— Task material —

****

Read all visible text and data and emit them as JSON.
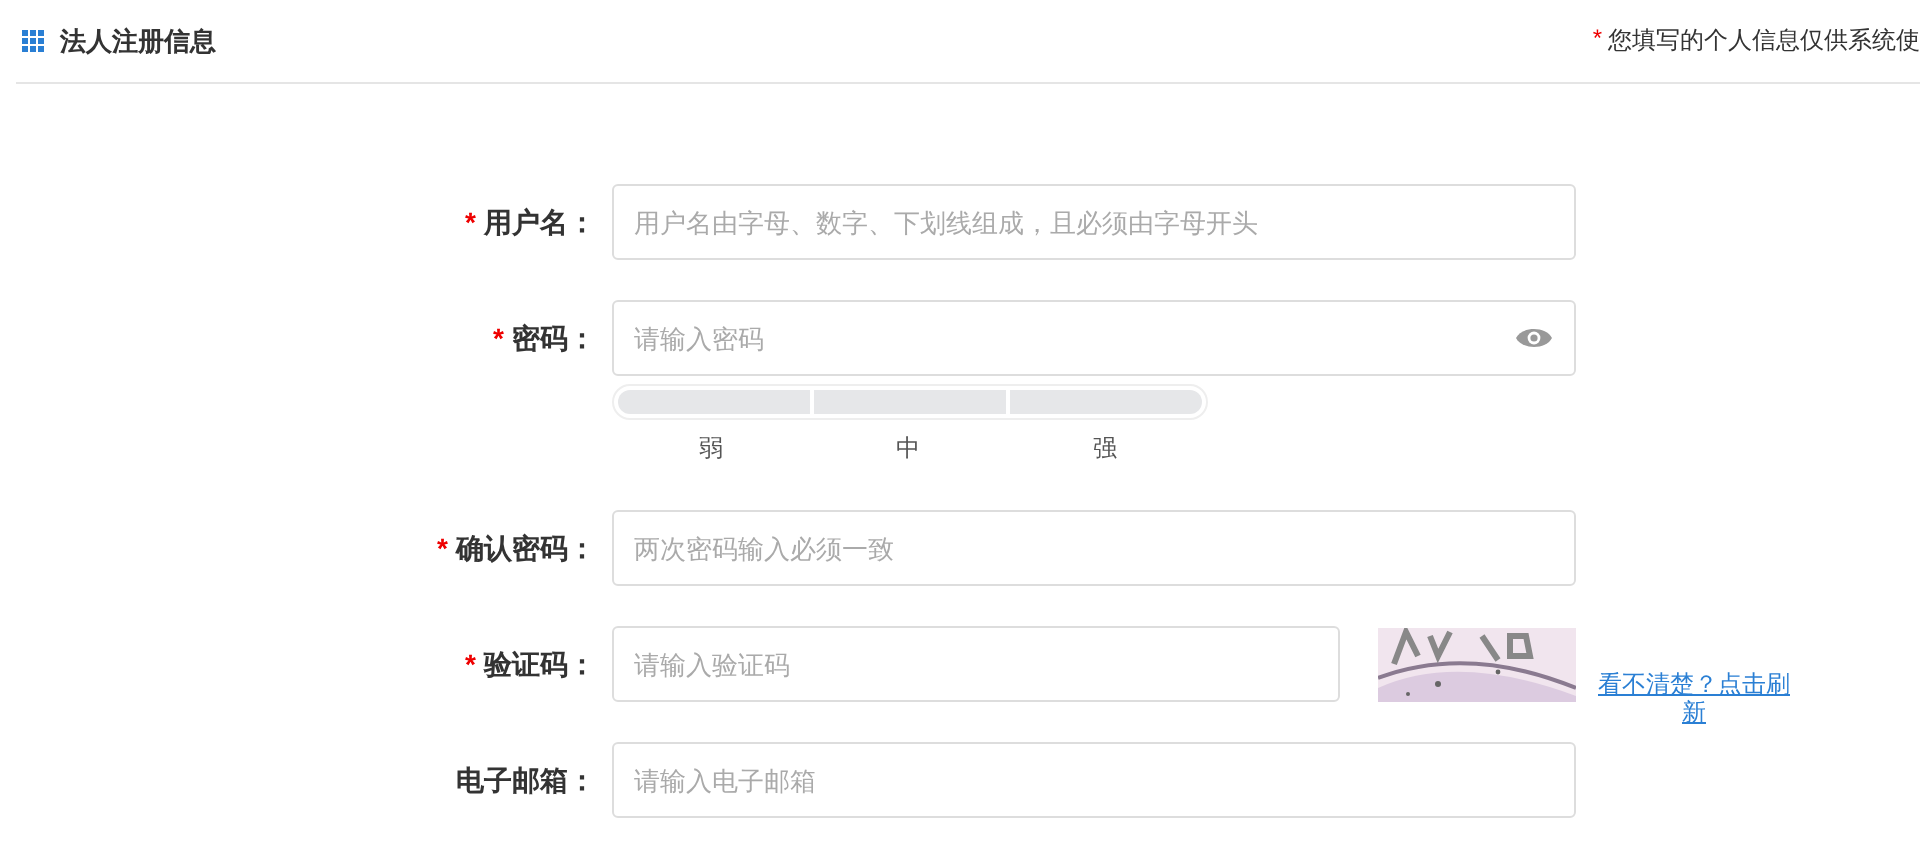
{
  "header": {
    "title": "法人注册信息",
    "notice": {
      "mark": "*",
      "text": "您填写的个人信息仅供系统使"
    }
  },
  "fields": [
    {
      "kind": "text",
      "label": "用户名：",
      "required": true,
      "placeholder": "用户名由字母、数字、下划线组成，且必须由字母开头"
    },
    {
      "kind": "password",
      "label": "密码：",
      "required": true,
      "placeholder": "请输入密码",
      "strength": [
        {
          "label": "弱",
          "on": false
        },
        {
          "label": "中",
          "on": false
        },
        {
          "label": "强",
          "on": false
        }
      ]
    },
    {
      "kind": "text",
      "label": "确认密码：",
      "required": true,
      "placeholder": "两次密码输入必须一致"
    },
    {
      "kind": "captcha",
      "label": "验证码：",
      "required": true,
      "placeholder": "请输入验证码",
      "link": "看不清楚？点击刷新"
    },
    {
      "kind": "text",
      "label": "电子邮箱：",
      "required": false,
      "placeholder": "请输入电子邮箱"
    }
  ]
}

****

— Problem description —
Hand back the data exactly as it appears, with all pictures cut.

— Written response —
Read all visible text and data and emit them as JSON.
{
  "header": {
    "title": "法人注册信息",
    "notice": {
      "mark": "*",
      "text": "您填写的个人信息仅供系统使"
    }
  },
  "fields": [
    {
      "kind": "text",
      "label": "用户名：",
      "required": true,
      "placeholder": "用户名由字母、数字、下划线组成，且必须由字母开头"
    },
    {
      "kind": "password",
      "label": "密码：",
      "required": true,
      "placeholder": "请输入密码",
      "strength": [
        {
          "label": "弱",
          "on": false
        },
        {
          "label": "中",
          "on": false
        },
        {
          "label": "强",
          "on": false
        }
      ]
    },
    {
      "kind": "text",
      "label": "确认密码：",
      "required": true,
      "placeholder": "两次密码输入必须一致"
    },
    {
      "kind": "captcha",
      "label": "验证码：",
      "required": true,
      "placeholder": "请输入验证码",
      "link": "看不清楚？点击刷新"
    },
    {
      "kind": "text",
      "label": "电子邮箱：",
      "required": false,
      "placeholder": "请输入电子邮箱"
    }
  ]
}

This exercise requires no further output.